But no matter how many new products Bean added, one thing never changed-the unconditional guarantee. At any time, for any reason, customers could return any L.L. Bean product for a replacement or full refund. And it truly was (and still is) a full refund. Unlike many catalogs, which refund the product price but not shipping and handling charges, Bean never charged for shipping. He was insistent on this. He seemed to instinctively know that what he was really selling was the absolute, unqualified reliability of L.L. Bean and his 100 percent satisfaction guarantee.
As satisfied customers shared with their friends stories about L. L. Bean fixing the tips of fishing rods broken off in car doors, resoling camp shoes, or replacing compasses smashed during rafting trip¬s-all free of charge-the company gained priceless word-of-mouth advertising and a customer base whose loyalty bordered on fanaticism.
By the 1940s, L.L. Bean had firmly established a national reputation for quality and honesty, and was visited regularly by political leaders, sports figures and other celebrities as well as thousands of satisfied customers. Bean was, and still is, so popular that his rustic Freeport store, decorated with a stuffed moose and a trout pond, is Maine's second-largest tourist attraction, drawing more than 3.5 million visitors each year.
Bean remained at the helm of the company until his death in 1967, when his grandson, Leon A. Gorman, took over as president.
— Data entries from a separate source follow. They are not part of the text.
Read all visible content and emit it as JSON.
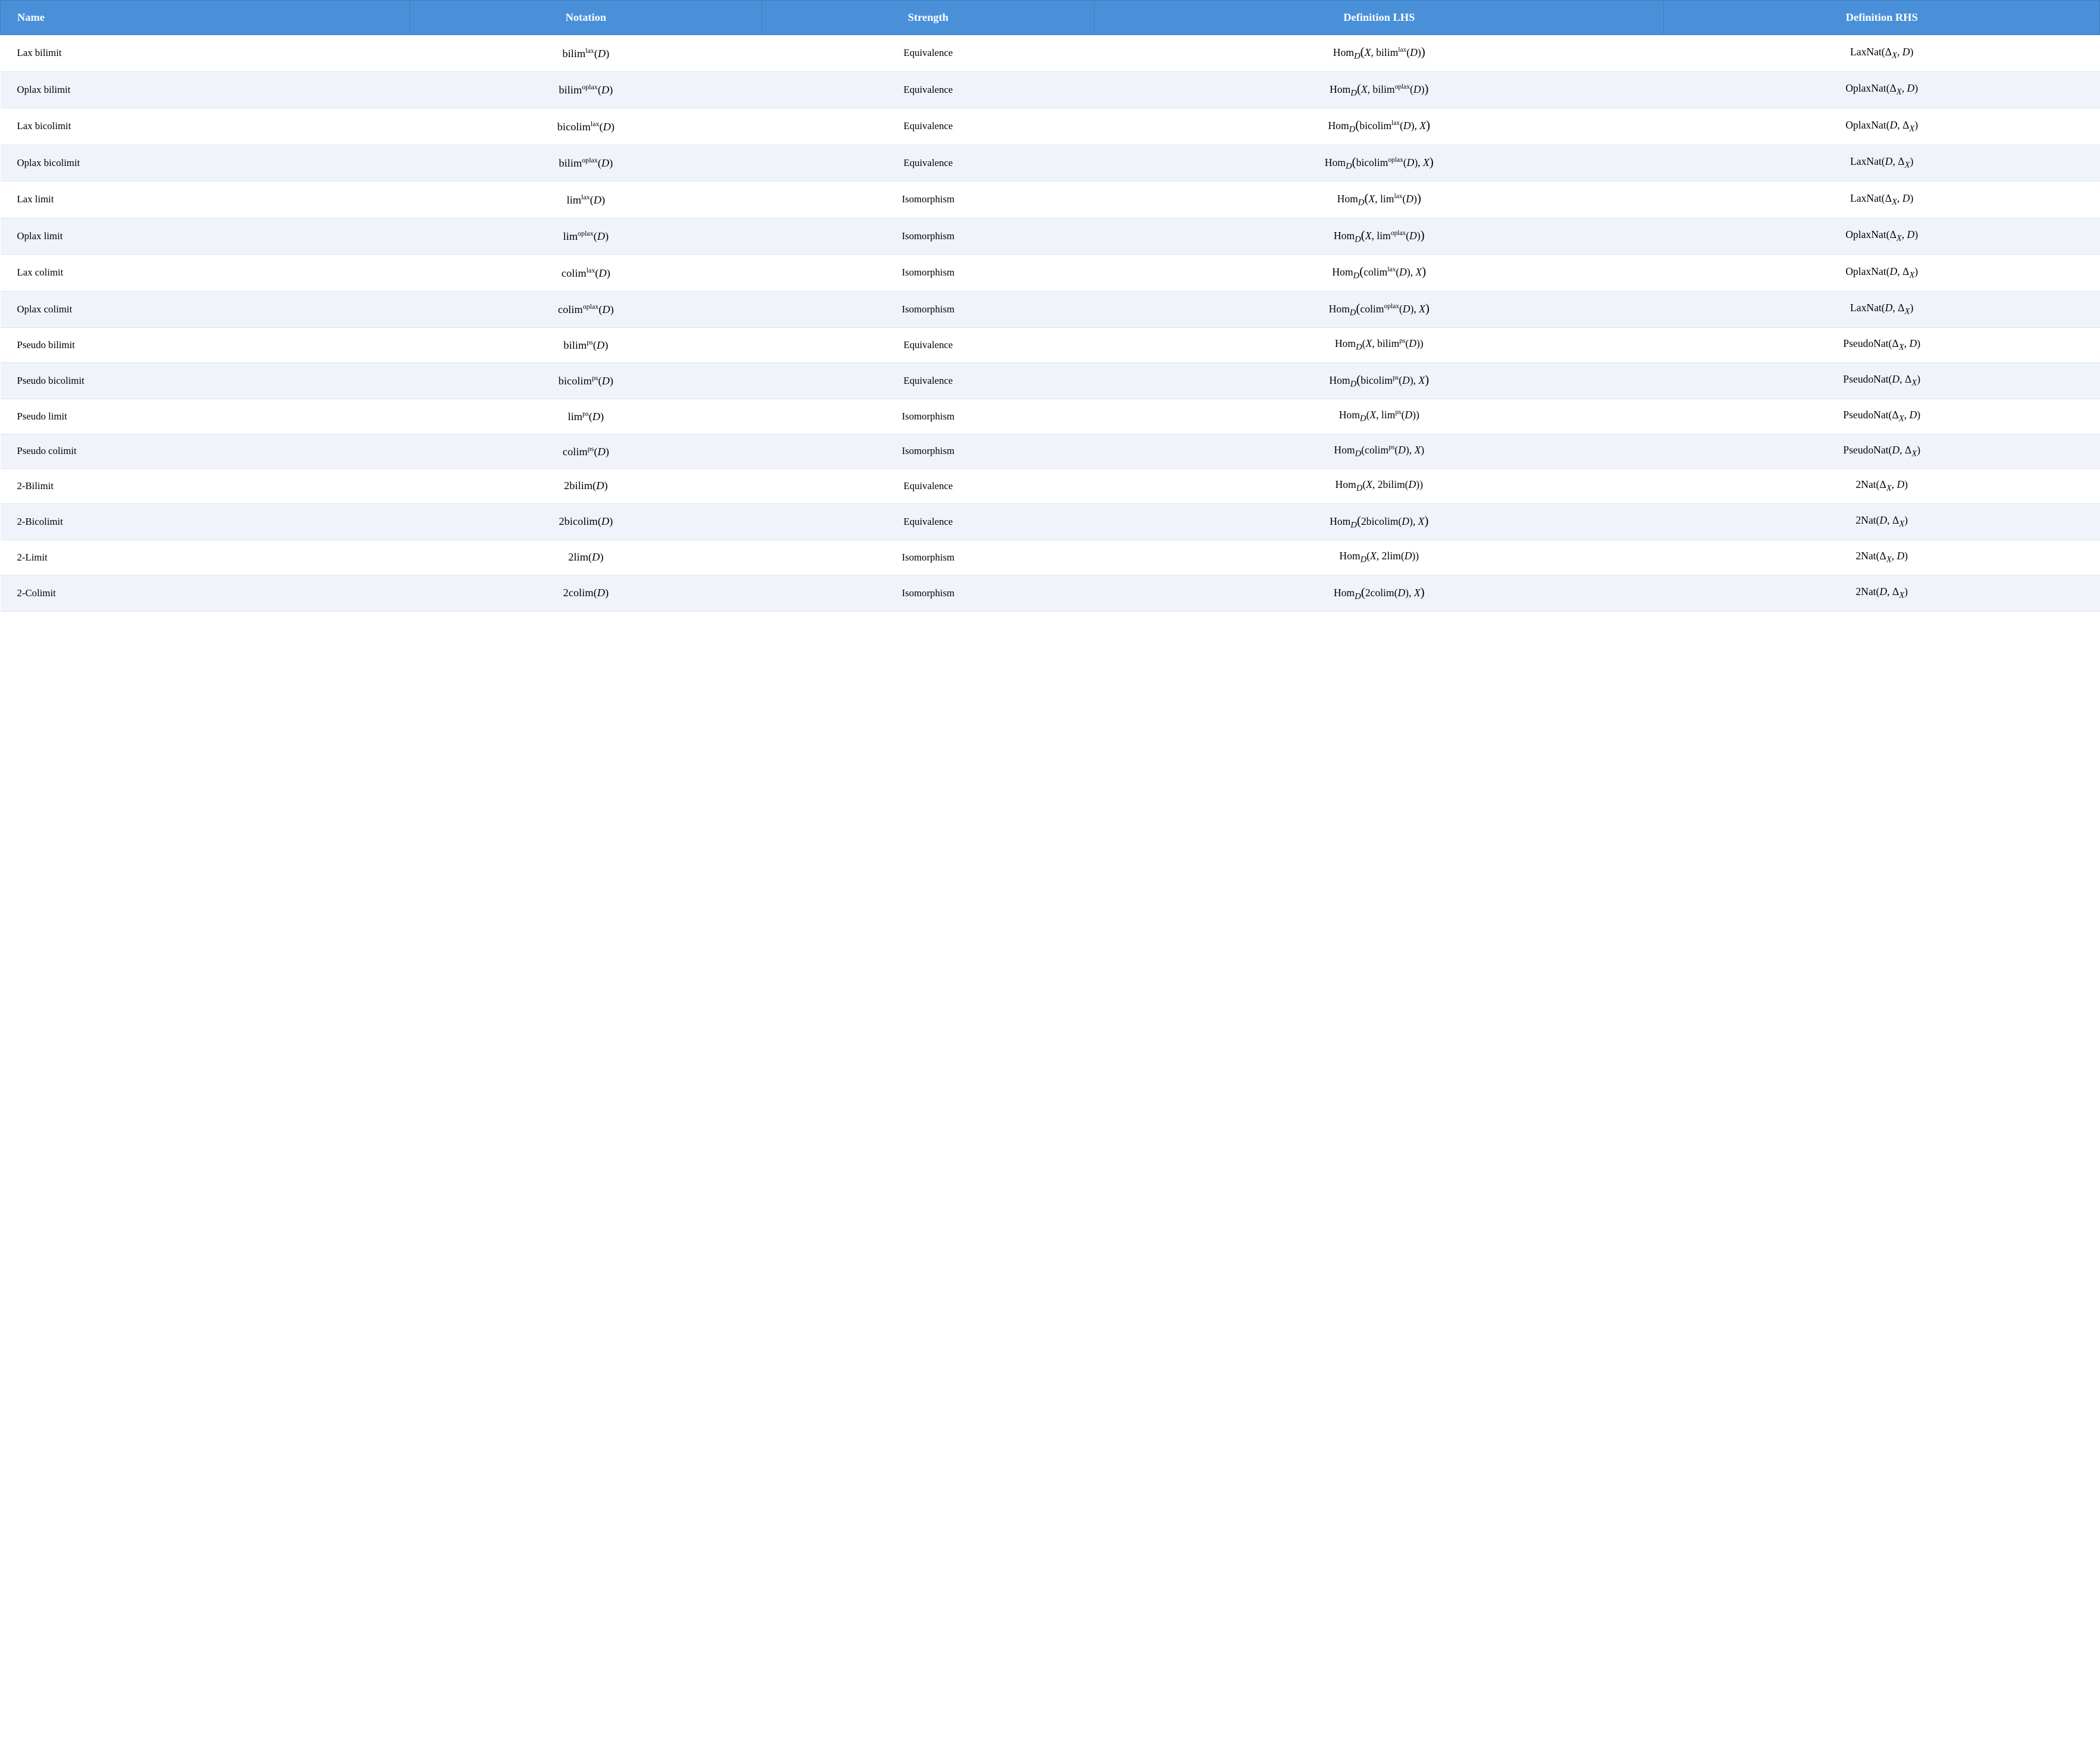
{
  "header": {
    "col1": "Name",
    "col2": "Notation",
    "col3": "Strength",
    "col4": "Definition LHS",
    "col5": "Definition RHS"
  },
  "rows": [
    {
      "name": "Lax bilimit",
      "notation_html": "bilim<sup>lax</sup>(<i>D</i>)",
      "strength": "Equivalence",
      "lhs_html": "Hom<sub><i>D</i></sub><big>(</big><i>X</i>, bilim<sup>lax</sup>(<i>D</i>)<big>)</big>",
      "rhs_html": "LaxNat(Δ<sub><i>X</i></sub>, <i>D</i>)"
    },
    {
      "name": "Oplax bilimit",
      "notation_html": "bilim<sup>oplax</sup>(<i>D</i>)",
      "strength": "Equivalence",
      "lhs_html": "Hom<sub><i>D</i></sub><big>(</big><i>X</i>, bilim<sup>oplax</sup>(<i>D</i>)<big>)</big>",
      "rhs_html": "OplaxNat(Δ<sub><i>X</i></sub>, <i>D</i>)"
    },
    {
      "name": "Lax bicolimit",
      "notation_html": "bicolim<sup>lax</sup>(<i>D</i>)",
      "strength": "Equivalence",
      "lhs_html": "Hom<sub><i>D</i></sub><big>(</big>bicolim<sup>lax</sup>(<i>D</i>), <i>X</i><big>)</big>",
      "rhs_html": "OplaxNat(<i>D</i>, Δ<sub><i>X</i></sub>)"
    },
    {
      "name": "Oplax bicolimit",
      "notation_html": "bilim<sup>oplax</sup>(<i>D</i>)",
      "strength": "Equivalence",
      "lhs_html": "Hom<sub><i>D</i></sub><big>(</big>bicolim<sup>oplax</sup>(<i>D</i>), <i>X</i><big>)</big>",
      "rhs_html": "LaxNat(<i>D</i>, Δ<sub><i>X</i></sub>)"
    },
    {
      "name": "Lax limit",
      "notation_html": "lim<sup>lax</sup>(<i>D</i>)",
      "strength": "Isomorphism",
      "lhs_html": "Hom<sub><i>D</i></sub><big>(</big><i>X</i>, lim<sup>lax</sup>(<i>D</i>)<big>)</big>",
      "rhs_html": "LaxNat(Δ<sub><i>X</i></sub>, <i>D</i>)"
    },
    {
      "name": "Oplax limit",
      "notation_html": "lim<sup>oplax</sup>(<i>D</i>)",
      "strength": "Isomorphism",
      "lhs_html": "Hom<sub><i>D</i></sub><big>(</big><i>X</i>, lim<sup>oplax</sup>(<i>D</i>)<big>)</big>",
      "rhs_html": "OplaxNat(Δ<sub><i>X</i></sub>, <i>D</i>)"
    },
    {
      "name": "Lax colimit",
      "notation_html": "colim<sup>lax</sup>(<i>D</i>)",
      "strength": "Isomorphism",
      "lhs_html": "Hom<sub><i>D</i></sub><big>(</big>colim<sup>lax</sup>(<i>D</i>), <i>X</i><big>)</big>",
      "rhs_html": "OplaxNat(<i>D</i>, Δ<sub><i>X</i></sub>)"
    },
    {
      "name": "Oplax colimit",
      "notation_html": "colim<sup>oplax</sup>(<i>D</i>)",
      "strength": "Isomorphism",
      "lhs_html": "Hom<sub><i>D</i></sub><big>(</big>colim<sup>oplax</sup>(<i>D</i>), <i>X</i><big>)</big>",
      "rhs_html": "LaxNat(<i>D</i>, Δ<sub><i>X</i></sub>)"
    },
    {
      "name": "Pseudo bilimit",
      "notation_html": "bilim<sup>ps</sup>(<i>D</i>)",
      "strength": "Equivalence",
      "lhs_html": "Hom<sub><i>D</i></sub>(<i>X</i>, bilim<sup>ps</sup>(<i>D</i>))",
      "rhs_html": "PseudoNat(Δ<sub><i>X</i></sub>, <i>D</i>)"
    },
    {
      "name": "Pseudo bicolimit",
      "notation_html": "bicolim<sup>ps</sup>(<i>D</i>)",
      "strength": "Equivalence",
      "lhs_html": "Hom<sub><i>D</i></sub><big>(</big>bicolim<sup>ps</sup>(<i>D</i>), <i>X</i><big>)</big>",
      "rhs_html": "PseudoNat(<i>D</i>, Δ<sub><i>X</i></sub>)"
    },
    {
      "name": "Pseudo limit",
      "notation_html": "lim<sup>ps</sup>(<i>D</i>)",
      "strength": "Isomorphism",
      "lhs_html": "Hom<sub><i>D</i></sub>(<i>X</i>, lim<sup>ps</sup>(<i>D</i>))",
      "rhs_html": "PseudoNat(Δ<sub><i>X</i></sub>, <i>D</i>)"
    },
    {
      "name": "Pseudo colimit",
      "notation_html": "colim<sup>ps</sup>(<i>D</i>)",
      "strength": "Isomorphism",
      "lhs_html": "Hom<sub><i>D</i></sub>(colim<sup>ps</sup>(<i>D</i>), <i>X</i>)",
      "rhs_html": "PseudoNat(<i>D</i>, Δ<sub><i>X</i></sub>)"
    },
    {
      "name": "2-Bilimit",
      "notation_html": "2bilim(<i>D</i>)",
      "strength": "Equivalence",
      "lhs_html": "Hom<sub><i>D</i></sub>(<i>X</i>, 2bilim(<i>D</i>))",
      "rhs_html": "2Nat(Δ<sub><i>X</i></sub>, <i>D</i>)"
    },
    {
      "name": "2-Bicolimit",
      "notation_html": "2bicolim(<i>D</i>)",
      "strength": "Equivalence",
      "lhs_html": "Hom<sub><i>D</i></sub><big>(</big>2bicolim(<i>D</i>), <i>X</i><big>)</big>",
      "rhs_html": "2Nat(<i>D</i>, Δ<sub><i>X</i></sub>)"
    },
    {
      "name": "2-Limit",
      "notation_html": "2lim(<i>D</i>)",
      "strength": "Isomorphism",
      "lhs_html": "Hom<sub><i>D</i></sub>(<i>X</i>, 2lim(<i>D</i>))",
      "rhs_html": "2Nat(Δ<sub><i>X</i></sub>, <i>D</i>)"
    },
    {
      "name": "2-Colimit",
      "notation_html": "2colim(<i>D</i>)",
      "strength": "Isomorphism",
      "lhs_html": "Hom<sub><i>D</i></sub><big>(</big>2colim(<i>D</i>), <i>X</i><big>)</big>",
      "rhs_html": "2Nat(<i>D</i>, Δ<sub><i>X</i></sub>)"
    }
  ]
}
Today, nearly 90 years after Bean sold his first pair of Maine Hunting Shoes, L.L. Bean Inc. has grown into one of the world's leading international mail order companies, boasting sales of more than $1 billion per year and more than 4.5 million customers worldwide.
It's 3 a.m. . . . Do You Know Where Your Footwear Is?
In 1951, weary of being awakened at his home and asked to his store late at night by hunters and fishermen who were driving through Freeport and needed supplies, L.L. Bean announced that he was throwing away the keys and would keep his shop open and staffed 24 hours a day, 7 days a week, 365 days a year. In fact, one of the only times since then that the store actually closed was on February 5, 1967, the day of Bean's funeral.
They Ain't Pretty, But They Get The Job Done
Although L.L. Bean's Maine Hunting Shoe won him a Coty Award in 1975 as an innovator in the fashion world, few would consider the clunky-looking hybrid boots fashionable. In fact, they've been called "footwear that Donald Duck would wear to the opera." But form follows function, and Bean's shoes do their job so well that they were the official footwear of several Arctic expeditions in the 1920s, they were parachuted to the besieged 101st Airborne Division in Bastogne during the Battle of the Bulge, and they were worn by the Israeli Army in the Golan Heights in 1974.